An alliance of UK-based charities has warned that Christians are being excluded from reconstruction plans for Northern Iraq once the Islamic State has been defeated there.
According to World Watch Monitor: “Iraqi Christians firmly believe that Iraq is their spiritual homeland; their presence dates back at least to the 3rd Century. Before 2003, there were approximately 1.5 million Christians in Iraq, but estimates now range from 200,000 to 500,000.”
After the US invaded Iraq in 2003, many Christians fled Baghdad for northern Iraq, where some towns had been almost 95% Christian, such as the town of Qaraqosh. At the time of the Islamic State’s capture of Mosul in June 2014, estimates report that only 3,000 Christians were left out of the 35,000 that originally lived in the city.

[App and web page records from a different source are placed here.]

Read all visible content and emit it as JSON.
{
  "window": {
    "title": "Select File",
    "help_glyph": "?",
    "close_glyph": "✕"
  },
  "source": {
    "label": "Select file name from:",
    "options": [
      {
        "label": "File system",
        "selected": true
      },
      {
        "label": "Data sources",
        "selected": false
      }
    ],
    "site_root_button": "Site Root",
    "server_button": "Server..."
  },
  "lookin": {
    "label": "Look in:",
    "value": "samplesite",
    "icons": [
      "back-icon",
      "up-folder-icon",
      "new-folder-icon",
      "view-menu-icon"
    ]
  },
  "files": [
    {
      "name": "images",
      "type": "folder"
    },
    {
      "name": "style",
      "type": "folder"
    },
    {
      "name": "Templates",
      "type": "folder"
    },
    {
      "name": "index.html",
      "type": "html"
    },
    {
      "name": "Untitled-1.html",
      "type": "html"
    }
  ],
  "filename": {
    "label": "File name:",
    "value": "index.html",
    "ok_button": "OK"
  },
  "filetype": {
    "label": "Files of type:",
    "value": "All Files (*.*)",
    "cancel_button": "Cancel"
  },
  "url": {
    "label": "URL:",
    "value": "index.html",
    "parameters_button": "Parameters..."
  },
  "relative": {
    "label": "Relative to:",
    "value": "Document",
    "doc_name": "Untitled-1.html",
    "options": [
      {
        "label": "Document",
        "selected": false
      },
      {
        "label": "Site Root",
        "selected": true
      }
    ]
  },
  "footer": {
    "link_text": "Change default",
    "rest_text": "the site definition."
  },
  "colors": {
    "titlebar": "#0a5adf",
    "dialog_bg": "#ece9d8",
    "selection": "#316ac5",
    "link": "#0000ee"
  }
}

A coalition of 16 UK charities complied an 88-page report entitled Ensuring Equality, that says it’s “clear” that leaders of religious minorities are being excluded from the National Settlement plan being put together by Iraq and other regional powers and later will be presented to the UN.
The report stresses that it is imperative that Christians and other minority populations have support for their political and security concerns so they can feel reassured enough to return to Mosul and other towns on the Nineveh Plain and rebuild their communities and “undertake any reconciliation process.”
This article continues at [Religious Freedom Coalition] Christians Face Exclusion in Iraq Reconstruction Plan